4 May 2017
As we finish the main part of this year’s classic races, we thought it was a good time to hear from Trek-Segafredo’s head of performance, Josu Larrazabal, and exactly what it takes to compete in one of these epic one day races. Josu and Fabio Felline have allowed Today’s Plan to share one of the unique Trek-Segafredo reports, normally reserved just for the team. Note that Fabio didn’t have heart rate data for this race.
Liège-Bastogne-Liège is one of the five “monuments”, the most prestigious and centenary classic races. It’s known as “La Doyenne” (“The Old Lady”) because being first run in 1892 is the oldest. The other four are the famous Milano-San Remo, Tour of Flanders, Paris-Roubaix and Giro di Lombardia.
As the name says, the race is always from Liège to Bastogne and back, in the middle of the hilly Ardennes region in Belgium. In its 103 editions has have a very similar route with the last decades of modern cycling being a race around 250km with more than 10 steep climbs between 1 and 4 kilometres long making a very selective route fitting well to riders with”punchy” climber profile suitable for those short climbs.

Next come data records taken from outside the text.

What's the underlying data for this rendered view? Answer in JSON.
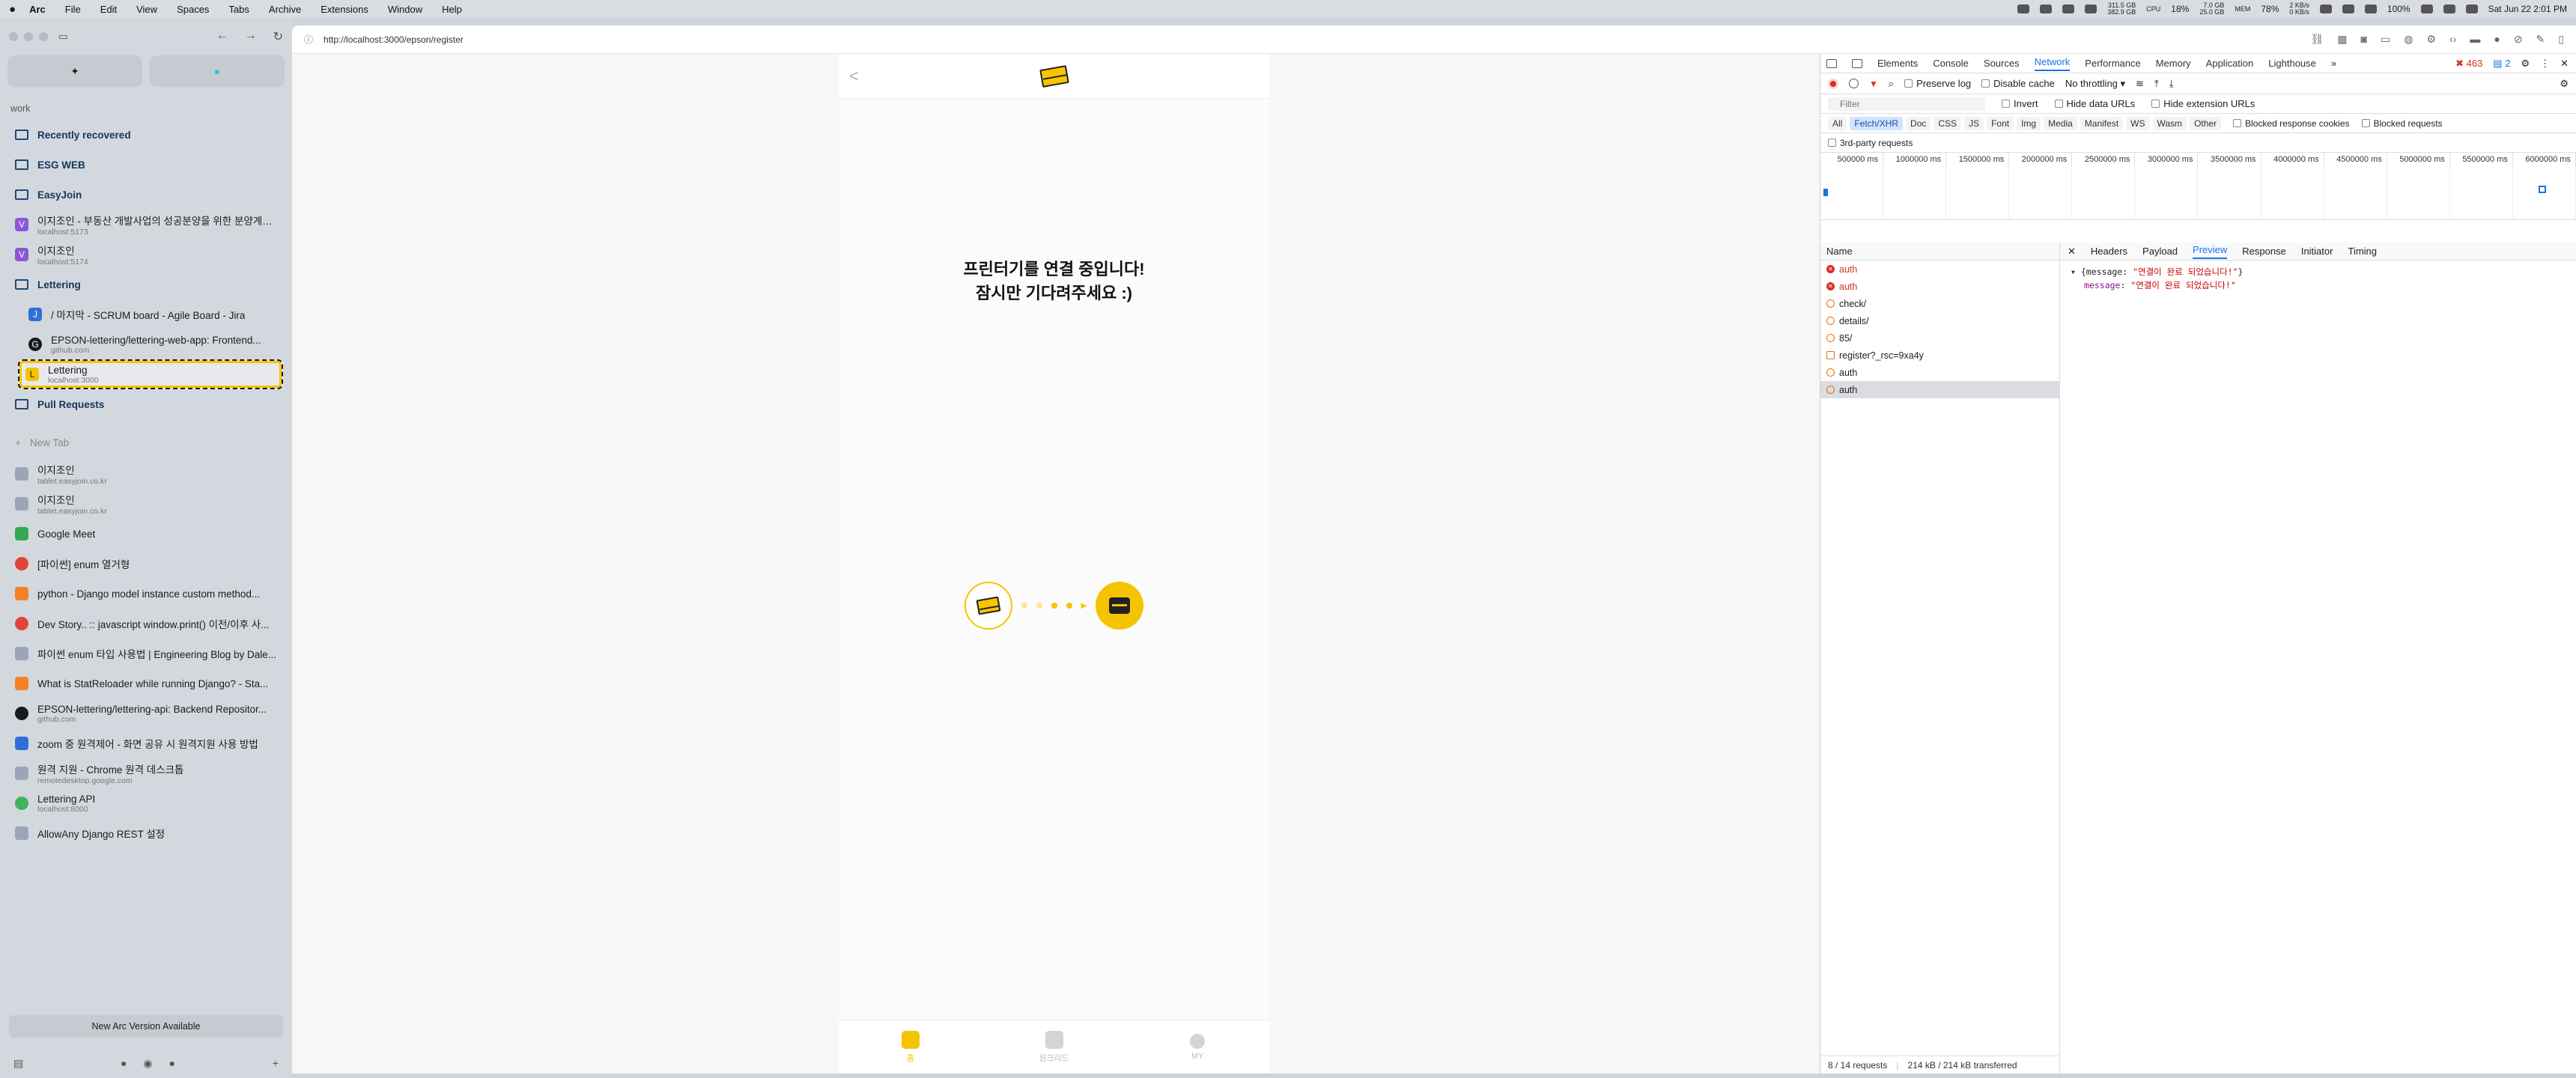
{
  "menubar": {
    "apple": "",
    "items": [
      "Arc",
      "File",
      "Edit",
      "View",
      "Spaces",
      "Tabs",
      "Archive",
      "Extensions",
      "Window",
      "Help"
    ],
    "stats": {
      "disk": [
        "311.5 GB",
        "382.9 GB"
      ],
      "cpu_label": "CPU",
      "cpu": "18%",
      "mem": [
        "7.0 GB",
        "25.0 GB"
      ],
      "mem_label": "MEM",
      "mem_pct": "78%",
      "net": [
        "2 KB/s",
        "0 KB/s"
      ],
      "battery": "100%",
      "datetime": "Sat Jun 22  2:01 PM"
    }
  },
  "sidebar": {
    "space_name": "work",
    "folders_top": [
      {
        "label": "Recently recovered"
      },
      {
        "label": "ESG WEB"
      },
      {
        "label": "EasyJoin"
      }
    ],
    "easyjoin_items": [
      {
        "title": "이지조인 - 부동산 개발사업의 성공분양을 위한 분양계약...",
        "sub": "localhost:5173",
        "icon": "V"
      },
      {
        "title": "이지조인",
        "sub": "localhost:5174",
        "icon": "V"
      }
    ],
    "lettering_folder": "Lettering",
    "lettering_items": [
      {
        "title": "/ 마지막 - SCRUM board - Agile Board - Jira",
        "sub": "",
        "icon": "J"
      },
      {
        "title": "EPSON-lettering/lettering-web-app: Frontend...",
        "sub": "github.com",
        "icon": "G"
      },
      {
        "title": "Lettering",
        "sub": "localhost:3000",
        "icon": "L"
      }
    ],
    "pull_requests": "Pull Requests",
    "new_tab": "New Tab",
    "tabs": [
      {
        "title": "이지조인",
        "sub": "tablet.easyjoin.co.kr",
        "icon": "e"
      },
      {
        "title": "이지조인",
        "sub": "tablet.easyjoin.co.kr",
        "icon": "e"
      },
      {
        "title": "Google Meet",
        "sub": "",
        "icon": "m"
      },
      {
        "title": "[파이썬] enum 열거형",
        "sub": "",
        "icon": "r"
      },
      {
        "title": "python - Django model instance custom method...",
        "sub": "",
        "icon": "s"
      },
      {
        "title": "Dev Story.. :: javascript window.print() 이전/이후 사...",
        "sub": "",
        "icon": "r"
      },
      {
        "title": "파이썬 enum 타입 사용법 | Engineering Blog by Dale...",
        "sub": "",
        "icon": "e"
      },
      {
        "title": "What is StatReloader while running Django? - Sta...",
        "sub": "",
        "icon": "s"
      },
      {
        "title": "EPSON-lettering/lettering-api: Backend Repositor...",
        "sub": "github.com",
        "icon": "G"
      },
      {
        "title": "zoom 중 원격제어 - 화면 공유 시 원격지원 사용 방법",
        "sub": "",
        "icon": "z"
      },
      {
        "title": "원격 지원 - Chrome 원격 데스크톱",
        "sub": "remotedesktop.google.com",
        "icon": "c"
      },
      {
        "title": "Lettering API",
        "sub": "localhost:8000",
        "icon": "D"
      },
      {
        "title": "AllowAny Django REST 설정",
        "sub": "",
        "icon": "o"
      }
    ],
    "update_label": "New Arc Version Available"
  },
  "browser": {
    "url": "http://localhost:3000/epson/register"
  },
  "app": {
    "back": "<",
    "message_line1": "프린터기를 연결 중입니다!",
    "message_line2": "잠시만 기다려주세요 :)",
    "tabs": [
      {
        "label": "홈",
        "active": true
      },
      {
        "label": "원크리드",
        "active": false
      },
      {
        "label": "MY",
        "active": false
      }
    ]
  },
  "devtools": {
    "tabs": [
      "Elements",
      "Console",
      "Sources",
      "Network",
      "Performance",
      "Memory",
      "Application",
      "Lighthouse"
    ],
    "active_tab": "Network",
    "errors": "463",
    "messages": "2",
    "toolbar": {
      "preserve_log": "Preserve log",
      "disable_cache": "Disable cache",
      "throttling": "No throttling"
    },
    "filter": {
      "placeholder": "Filter",
      "invert": "Invert",
      "hide_data": "Hide data URLs",
      "hide_ext": "Hide extension URLs"
    },
    "types": [
      "All",
      "Fetch/XHR",
      "Doc",
      "CSS",
      "JS",
      "Font",
      "Img",
      "Media",
      "Manifest",
      "WS",
      "Wasm",
      "Other"
    ],
    "active_type": "Fetch/XHR",
    "blocked_cookies": "Blocked response cookies",
    "blocked_requests": "Blocked requests",
    "third_party": "3rd-party requests",
    "timeline_ticks": [
      "500000 ms",
      "1000000 ms",
      "1500000 ms",
      "2000000 ms",
      "2500000 ms",
      "3000000 ms",
      "3500000 ms",
      "4000000 ms",
      "4500000 ms",
      "5000000 ms",
      "5500000 ms",
      "6000000 ms"
    ],
    "list_header": "Name",
    "requests": [
      {
        "name": "auth",
        "kind": "err"
      },
      {
        "name": "auth",
        "kind": "err"
      },
      {
        "name": "check/",
        "kind": "xhr"
      },
      {
        "name": "details/",
        "kind": "xhr"
      },
      {
        "name": "85/",
        "kind": "xhr"
      },
      {
        "name": "register?_rsc=9xa4y",
        "kind": "doc"
      },
      {
        "name": "auth",
        "kind": "xhr"
      },
      {
        "name": "auth",
        "kind": "xhr",
        "selected": true
      }
    ],
    "status": {
      "requests": "8 / 14 requests",
      "transferred": "214 kB / 214 kB transferred"
    },
    "detail_tabs": [
      "Headers",
      "Payload",
      "Preview",
      "Response",
      "Initiator",
      "Timing"
    ],
    "active_detail_tab": "Preview",
    "preview": {
      "summary_prefix": "▾ {message: ",
      "summary_value": "\"연결이 완료 되었습니다!\"",
      "summary_suffix": "}",
      "key": "message",
      "value": "\"연결이 완료 되었습니다!\""
    }
  }
}
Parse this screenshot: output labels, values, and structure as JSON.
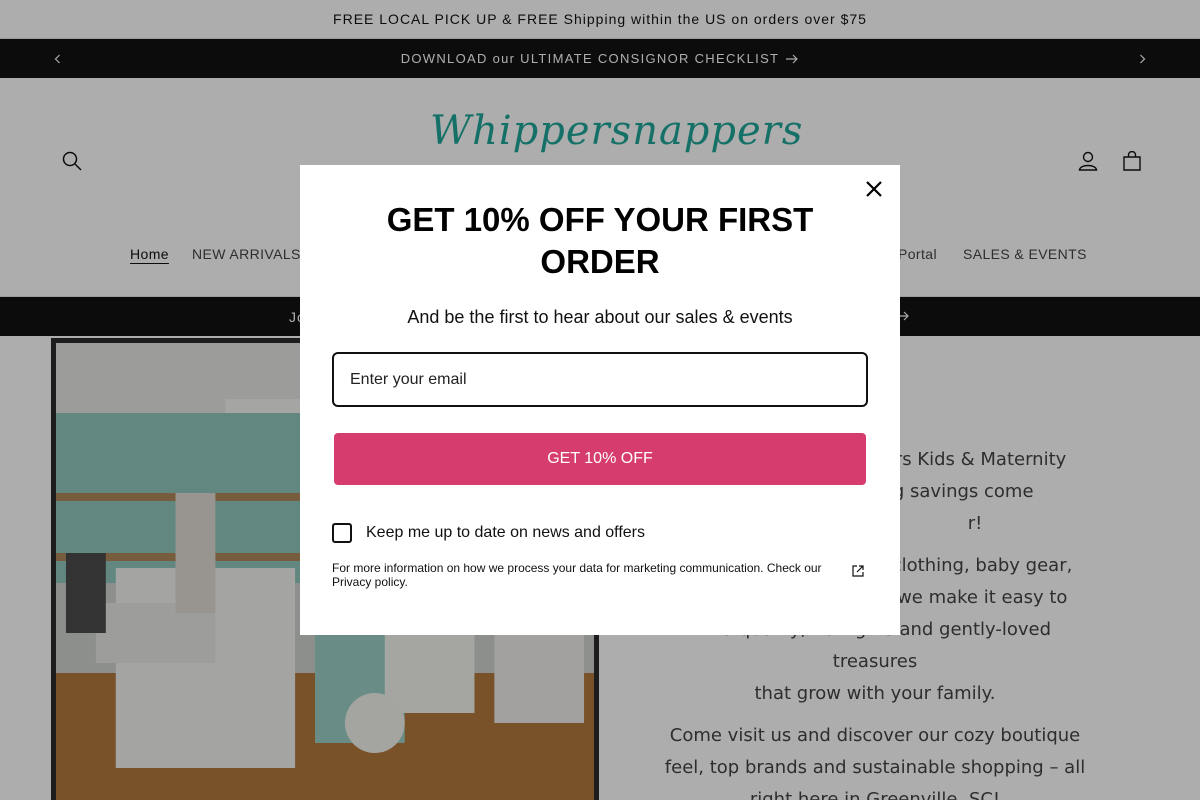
{
  "topbar": {
    "text": "FREE LOCAL PICK UP & FREE Shipping within the US on orders over $75"
  },
  "announcement": {
    "text": "DOWNLOAD our ULTIMATE CONSIGNOR CHECKLIST",
    "prev_icon": "chevron-left-icon",
    "next_icon": "chevron-right-icon"
  },
  "header": {
    "logo_text": "Whippersnappers",
    "nav": [
      {
        "label": "Home",
        "active": true
      },
      {
        "label": "NEW ARRIVALS"
      },
      {
        "label": "Portal"
      },
      {
        "label": "SALES & EVENTS"
      }
    ]
  },
  "banner2": {
    "text": "Jo"
  },
  "story": {
    "p1": "ers Kids & Maternity",
    "p1b": "big savings come",
    "p1c": "r!",
    "p2a": "or clothing, baby gear,",
    "p2b": "ft, we make it easy to",
    "p2c": "find quality, new gifts and gently-loved treasures",
    "p2d": "that grow with your family.",
    "p3a": "Come visit us and discover our cozy boutique",
    "p3b": "feel, top brands and sustainable shopping – all",
    "p3c": "right here in Greenville, SC!"
  },
  "modal": {
    "title": "GET 10% OFF YOUR FIRST ORDER",
    "subtitle": "And be the first to hear about our sales & events",
    "email_placeholder": "Enter your email",
    "cta_label": "GET 10% OFF",
    "consent_label": "Keep me up to date on news and offers",
    "privacy_text": "For more information on how we process your data for marketing communication. Check our Privacy policy.",
    "accent": "#d63d6e"
  }
}
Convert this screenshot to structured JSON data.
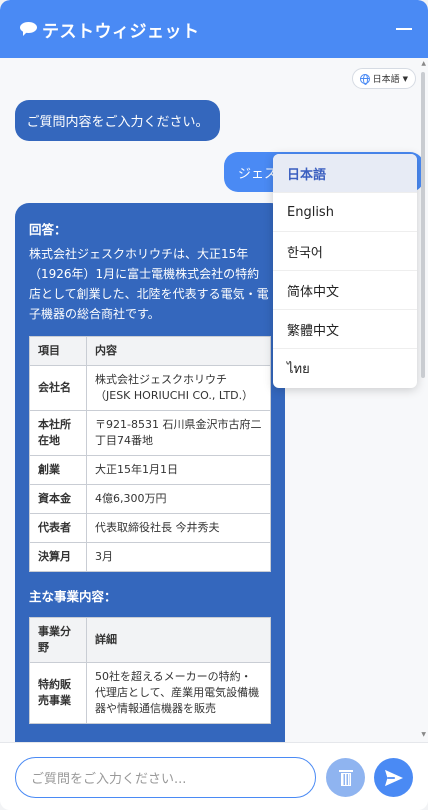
{
  "header": {
    "title": "テストウィジェット"
  },
  "language": {
    "current": "日本語",
    "options": [
      {
        "label": "日本語",
        "active": true
      },
      {
        "label": "English"
      },
      {
        "label": "한국어"
      },
      {
        "label": "简体中文"
      },
      {
        "label": "繁體中文"
      },
      {
        "label": "ไทย"
      }
    ]
  },
  "messages": {
    "bot_prompt": "ご質問内容をご入力ください。",
    "user_message": "ジェスクホリウチ",
    "answer": {
      "label": "回答：",
      "intro": "株式会社ジェスクホリウチは、大正15年（1926年）1月に富士電機株式会社の特約店として創業した、北陸を代表する電気・電子機器の総合商社です。",
      "table1": {
        "headers": [
          "項目",
          "内容"
        ],
        "rows": [
          [
            "会社名",
            "株式会社ジェスクホリウチ（JESK HORIUCHI CO., LTD.）"
          ],
          [
            "本社所在地",
            "〒921-8531 石川県金沢市古府二丁目74番地"
          ],
          [
            "創業",
            "大正15年1月1日"
          ],
          [
            "資本金",
            "4億6,300万円"
          ],
          [
            "代表者",
            "代表取締役社長 今井秀夫"
          ],
          [
            "決算月",
            "3月"
          ]
        ]
      },
      "section_label": "主な事業内容：",
      "table2": {
        "headers": [
          "事業分野",
          "詳細"
        ],
        "rows": [
          [
            "特約販売事業",
            "50社を超えるメーカーの特約・代理店として、産業用電気設備機器や情報通信機器を販売"
          ]
        ]
      }
    }
  },
  "input": {
    "placeholder": "ご質問をご入力ください..."
  },
  "colors": {
    "primary": "#4a8af4",
    "bubble": "#3467bd"
  }
}
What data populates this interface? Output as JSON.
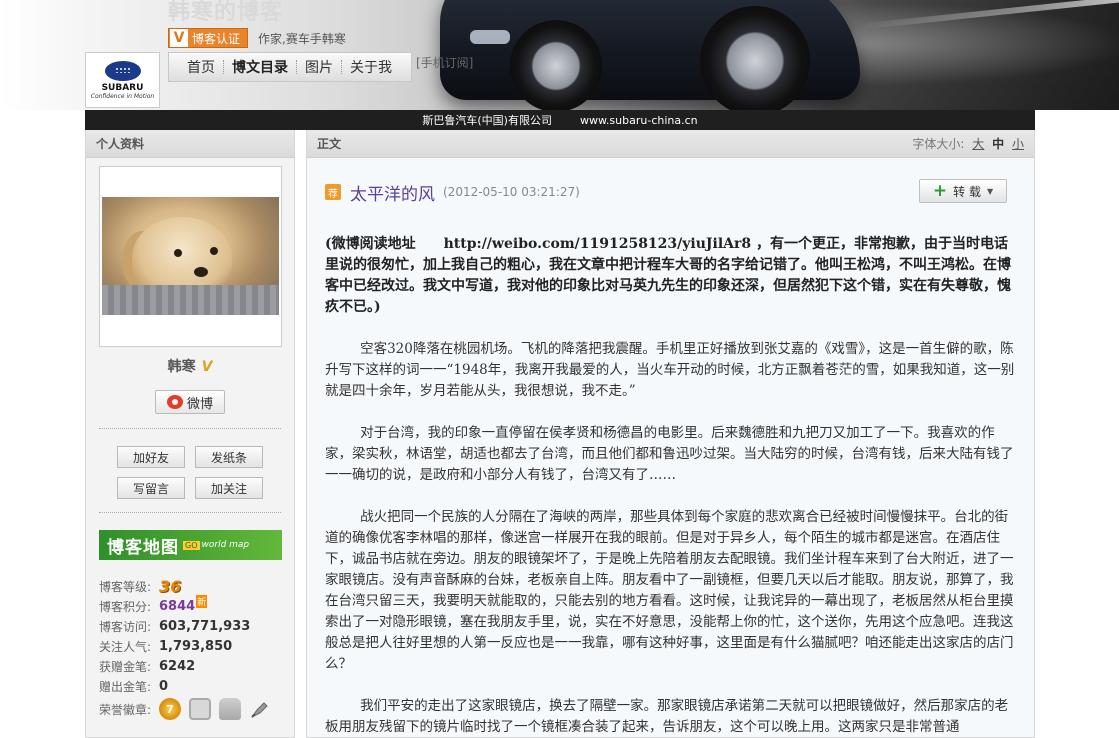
{
  "header": {
    "blog_title": "韩寒的博客",
    "verify_label": "博客认证",
    "description": "作家,赛车手韩寒",
    "logo_brand": "SUBARU",
    "logo_tagline": "Confidence in Motion",
    "nav": [
      "首页",
      "博文目录",
      "图片",
      "关于我"
    ],
    "mobile_subscribe": "[手机订阅]",
    "sponsor_company": "斯巴鲁汽车(中国)有限公司",
    "sponsor_url": "www.subaru-china.cn"
  },
  "sidebar": {
    "title": "个人资料",
    "user_name": "韩寒",
    "weibo_label": "微博",
    "buttons": [
      "加好友",
      "发纸条",
      "写留言",
      "加关注"
    ],
    "map_banner": {
      "text": "博客地图",
      "badge": "GO",
      "sub": "world map"
    },
    "stats": [
      {
        "label": "博客等级:",
        "value": "36"
      },
      {
        "label": "博客积分:",
        "value": "6844",
        "badge": "新"
      },
      {
        "label": "博客访问:",
        "value": "603,771,933"
      },
      {
        "label": "关注人气:",
        "value": "1,793,850"
      },
      {
        "label": "获赠金笔:",
        "value": "6242"
      },
      {
        "label": "赠出金笔:",
        "value": "0"
      },
      {
        "label": "荣誉徽章:",
        "value": ""
      }
    ],
    "medal_level": "7"
  },
  "main": {
    "section_label": "正文",
    "font_size_label": "字体大小:",
    "font_sizes": [
      "大",
      "中",
      "小"
    ],
    "rec_badge": "荐",
    "title": "太平洋的风",
    "time": "(2012-05-10 03:21:27)",
    "repost_label": "转 载",
    "paragraphs": [
      "(微博阅读地址　　http://weibo.com/1191258123/yiuJilAr8 ，有一个更正，非常抱歉，由于当时电话里说的很匆忙，加上我自己的粗心，我在文章中把计程车大哥的名字给记错了。他叫王松鸿，不叫王鸿松。在博客中已经改过。我文中写道，我对他的印象比对马英九先生的印象还深，但居然犯下这个错，实在有失尊敬，愧疚不已。)",
      "空客320降落在桃园机场。飞机的降落把我震醒。手机里正好播放到张艾嘉的《戏雪》，这是一首生僻的歌，陈升写下这样的词一一“1948年，我离开我最爱的人，当火车开动的时候，北方正飘着苍茫的雪，如果我知道，这一别就是四十余年，岁月若能从头，我很想说，我不走。”",
      "对于台湾，我的印象一直停留在侯孝贤和杨德昌的电影里。后来魏德胜和九把刀又加工了一下。我喜欢的作家，梁实秋，林语堂，胡适也都去了台湾，而且他们都和鲁迅吵过架。当大陆穷的时候，台湾有钱，后来大陆有钱了一一确切的说，是政府和小部分人有钱了，台湾又有了……",
      "战火把同一个民族的人分隔在了海峡的两岸，那些具体到每个家庭的悲欢离合已经被时间慢慢抹平。台北的街道的确像优客李林唱的那样，像迷宫一样展开在我的眼前。但是对于异乡人，每个陌生的城市都是迷宫。在酒店住下，诚品书店就在旁边。朋友的眼镜架坏了，于是晚上先陪着朋友去配眼镜。我们坐计程车来到了台大附近，进了一家眼镜店。没有声音酥麻的台妹，老板亲自上阵。朋友看中了一副镜框，但要几天以后才能取。朋友说，那算了，我在台湾只留三天，我要明天就能取的，只能去别的地方看看。这时候，让我诧异的一幕出现了，老板居然从柜台里摸索出了一对隐形眼镜，塞在我朋友手里，说，实在不好意思，没能帮上你的忙，这个送你，先用这个应急吧。连我这般总是把人往好里想的人第一反应也是一一我靠，哪有这种好事，这里面是有什么猫腻吧？咱还能走出这家店的店门么？",
      "我们平安的走出了这家眼镜店，换去了隔壁一家。那家眼镜店承诺第二天就可以把眼镜做好，然后那家店的老板用朋友残留下的镜片临时找了一个镜框凑合装了起来，告诉朋友，这个可以晚上用。这两家只是非常普通"
    ]
  }
}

The 103th edition last 23rd of April had 258 km, 10 categorised climbs and the last not categorised climb to the finish in Ans (Liege), with 4,200 accumulated ascent meters. The finish time of Fabio Felline was 6h24’41’’ arriving 16th and only 14’’ behind the winner Alejandro Valverde. The average speed was 40.1 km/h, being a “go & back” route the speed depends a lot on the wind but in any case the average speed in the other Classics is usually over over 38.5 km/h.
A break of 8 riders went early from the start so the early effort in the peloton was shorter than other times, 22’@email@example.com km/h. With the tailwind in the first part the gap went up to 13’ quite quick. Valverde was the main favourite after a very strong start of the season and being the winner in Flèche Vallone few days before so the teams were not collaborating from the beginning with Valverde’s team Movistar in the chase but when Movistar let the gap go up to 13’ Sky and Quick-Step were “forced” to help. This late chase made the race really fast until the very end because the last rider from the early break was caught only 9km to go with last 2h over 280w average just in the wheel in the peloton.
The average power of the race was 242w (5,581 kJ), but this power is not performed in a regular effort like in a flat TT or triathlon but with many efforts over that average which makes this kind of races special and one of the hardest. For example, in the last 90 km of the race are most of the main climbs in a row without time to recover, climbs from 1 to 4 kms ridden between 350-450w depending on the length of the effort.
The riders who are able to save more energy during the whole day and specially in the last sequence of climbs are those who are able to make the difference in the last climb to Ans with a late attack or sprint, in the monuments this is only reserved to the strongest riders in the world. On his 3rd time in Liege, Fabio was 16th at the finish only 14’’ from the winner, hopefully we see him between those strongest of the world in the coming years.
The highest %s of the power curve are the 86 and 88% of the 2’ and 5’ efforts respectively. This shows which kind of race is LBL, a race for the “punchy” climbers specialist in short climbs. This high values are done in the last 2 climbs of the days, the moment for which the riders wait during the whole day. The are no high values in longer efforts (>5’) because the longest climb is only 4km, neither in efforts shorter than 1’ because after 6h30’ of race only few riders are able to do a sprint close to their best values.
The high pace and the hilly route makes the race quite hard even for the riders just “sitting” in the wheel. Whilst in a flat race most of the time would be in the <4w/kg zone, in LBL is remarkable the time ridden over 5w/kg zone (2h13’ in total). Being the longest climb about 4 km (<10’), this accumulated time is reached through many repeated efforts.